Okay, I admit I’m a reluctant gardener. I only take up mulch, shovel, spade, gloves and wheelbarrow a few times a year. And do a half-assed job of digging, weeding, and mulching. It’s enough for me, though.
I feel practically righteous when I’m done, because I got my hands dirty, handled soil, turned over worms, exposed and sheltered roots, plucked out wild plants, maybe even cut back domestic ones.
Other people extol the joys of gardening. The therapeutic qualities of yanking weeds and dead-heading blooming plants.
I get it. It’s actually Biblical. Or universally spiritual as a wholesome and metaphorical activity.
But me? I used to assign my indoor plants at work to friends, gals whom we called “Plant Aunts,” because they would care for the flowers that green-dysfunctional co-workers like me received and failed to tend. They withered at a financial office in downtown Boston, 28 floors off the ground, where there was no natural access to the elements that make plants happy.
Until I handed them over to the foster care system of “Plant Aunts.” My friend Johanne used to water them. Give them light. Tend them. Nurture them. Talk to the. Love them
When I stopped work in Boston, I bequeathed my plants to Johanne and other colleagues who could really help them flourish. I knew my limits, and I liked those spiky lush plants, healthy and glossy under the gentle ministrations of my friends. I preferred them green and growing to brown and dead.
Today was my annual start at gardening. I went to Gordon’s Florists in Ipswich and selected, with much advice from the Gordons’ staff and the considered input of my friend Miri, some drought-resistant flowering plants to plunk down, in their pots, on the Summer Street side of our house.

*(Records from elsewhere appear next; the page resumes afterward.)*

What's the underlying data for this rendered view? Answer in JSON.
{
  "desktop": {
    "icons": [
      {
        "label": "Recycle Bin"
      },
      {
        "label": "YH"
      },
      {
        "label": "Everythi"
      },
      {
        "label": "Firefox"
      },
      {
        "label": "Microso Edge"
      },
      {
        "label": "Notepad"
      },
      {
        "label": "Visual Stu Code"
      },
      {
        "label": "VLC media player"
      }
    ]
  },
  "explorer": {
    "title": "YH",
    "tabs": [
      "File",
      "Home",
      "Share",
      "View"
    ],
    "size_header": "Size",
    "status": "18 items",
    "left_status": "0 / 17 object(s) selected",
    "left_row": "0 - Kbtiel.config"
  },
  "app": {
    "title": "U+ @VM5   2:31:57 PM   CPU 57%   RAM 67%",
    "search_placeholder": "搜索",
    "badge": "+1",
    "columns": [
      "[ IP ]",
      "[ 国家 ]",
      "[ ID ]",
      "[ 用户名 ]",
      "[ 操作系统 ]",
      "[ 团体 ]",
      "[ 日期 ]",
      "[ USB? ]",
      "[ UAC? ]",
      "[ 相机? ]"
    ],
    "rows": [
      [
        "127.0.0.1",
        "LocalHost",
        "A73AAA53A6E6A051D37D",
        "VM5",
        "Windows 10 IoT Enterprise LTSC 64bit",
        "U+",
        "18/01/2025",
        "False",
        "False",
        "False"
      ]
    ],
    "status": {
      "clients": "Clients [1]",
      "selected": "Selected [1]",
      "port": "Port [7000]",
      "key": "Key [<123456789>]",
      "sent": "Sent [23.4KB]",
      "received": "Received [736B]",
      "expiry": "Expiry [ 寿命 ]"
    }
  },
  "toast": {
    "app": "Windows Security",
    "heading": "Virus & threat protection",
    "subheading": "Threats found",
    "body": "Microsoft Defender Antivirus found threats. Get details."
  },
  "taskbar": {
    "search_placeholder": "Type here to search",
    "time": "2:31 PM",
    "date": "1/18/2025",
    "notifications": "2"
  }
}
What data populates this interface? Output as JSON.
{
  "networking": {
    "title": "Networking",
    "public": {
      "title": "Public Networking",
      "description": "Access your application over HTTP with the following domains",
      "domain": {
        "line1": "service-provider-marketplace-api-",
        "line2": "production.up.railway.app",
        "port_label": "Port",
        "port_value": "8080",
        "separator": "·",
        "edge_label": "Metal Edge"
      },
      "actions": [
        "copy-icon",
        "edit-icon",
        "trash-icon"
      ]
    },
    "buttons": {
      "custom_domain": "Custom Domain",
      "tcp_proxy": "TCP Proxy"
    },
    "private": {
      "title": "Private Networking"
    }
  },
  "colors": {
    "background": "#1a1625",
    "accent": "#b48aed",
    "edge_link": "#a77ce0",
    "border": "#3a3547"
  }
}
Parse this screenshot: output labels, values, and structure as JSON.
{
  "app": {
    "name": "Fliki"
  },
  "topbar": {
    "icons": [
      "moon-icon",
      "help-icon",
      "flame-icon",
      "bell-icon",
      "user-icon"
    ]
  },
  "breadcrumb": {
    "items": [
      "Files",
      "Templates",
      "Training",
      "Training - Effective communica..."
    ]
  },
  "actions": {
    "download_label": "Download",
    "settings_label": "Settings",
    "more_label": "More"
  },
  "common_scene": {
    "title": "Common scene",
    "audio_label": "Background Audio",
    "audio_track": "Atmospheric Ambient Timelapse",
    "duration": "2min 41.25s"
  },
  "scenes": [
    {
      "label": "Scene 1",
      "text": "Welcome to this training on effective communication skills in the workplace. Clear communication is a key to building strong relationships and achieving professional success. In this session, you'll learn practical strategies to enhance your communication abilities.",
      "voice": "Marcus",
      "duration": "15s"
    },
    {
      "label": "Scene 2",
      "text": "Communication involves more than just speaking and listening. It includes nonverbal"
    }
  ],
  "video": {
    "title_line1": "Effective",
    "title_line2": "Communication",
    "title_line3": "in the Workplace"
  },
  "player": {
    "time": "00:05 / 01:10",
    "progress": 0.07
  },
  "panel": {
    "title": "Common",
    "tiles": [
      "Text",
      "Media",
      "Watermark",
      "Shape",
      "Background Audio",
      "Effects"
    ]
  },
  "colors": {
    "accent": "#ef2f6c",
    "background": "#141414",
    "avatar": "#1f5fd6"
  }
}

Mind you, we have a tiny yard, but it is lush with greenery. Ferns. Vines. Towering maples. Shaggy old apple tree. Clover
The front of our house is verdant with Hostas and various kinds of ivy, which is my umbrella term for leafy vin-ish plants of all kinds, because they actually have a proper name that doesn’t involve ivy, but I forget what it is.
But that one Southern-exposed side? It has a few shallow inches of sandy soil. No easy access to water. And direct burning exposure to sunlight all day long. It’s like leaving a forest and entering a desert, when you turn the corner from North Main to Summer Street
Some of the drought-resistant species added last year, recommended and planted under the supervision of Denise King, have survived. Even some of those burned to nothing in last summer’s record-setting waves of heat.
Yet many have come back. Silver. Green. Optimistic. Some have sent out shoots and spread across the dry, nutrient-lacking strip of yard that borders Summer Street and our antique house. As I said, it’s arid and barren, much like a desert.
Today I laid down a new layer of dark mulch. Yanked weeds. Left behind other leggy plants that might be wild, or might be ones that I planted. (I don’t know which.)
I added some potted flowers for color. (I thought they were Begonias, but maybe geraniums? I can’t remember.) Then I edged the area with stones.
During the afternoon, people walked or drove past, and admired the wheelbarrow full of refuse and the garden full of colorful blooms. I asked for opinions. Weeds? Not-weeds? We were uniformly uncertain.
At the end of the day, my back ached. But the yard looked nice. And my first day … maybe my only day … of gardening for this year was done.
Sure, I cleared away old stalks. Clipped dead blooms off plants. Uprooted invasive species. Made room for new growth. Healthy beginnings. So many metaphorical activities.
But for once? Maybe I was just gardening.
Make of it what you will. It was satisfying. Healing. It resulted in beauty and order, when so much around me is chaos and demolition.
I showered. Scrubbed away the dirt. Went back outside to admire the imperfectly-landscaped patch of earth I’d fussed over all afternoon. And sighed, fulfilled by what I accomplished.
I’m pretty sure there are a lot of delighted weeds in my patch of earth. Wild seeds growing contentedly among domestic plants. To me, it’s all green and happy. Or as Eeyore from Winnie the Pooh (A.A. Milne) once said, “Weeds are flowers, too, once you get to know them.”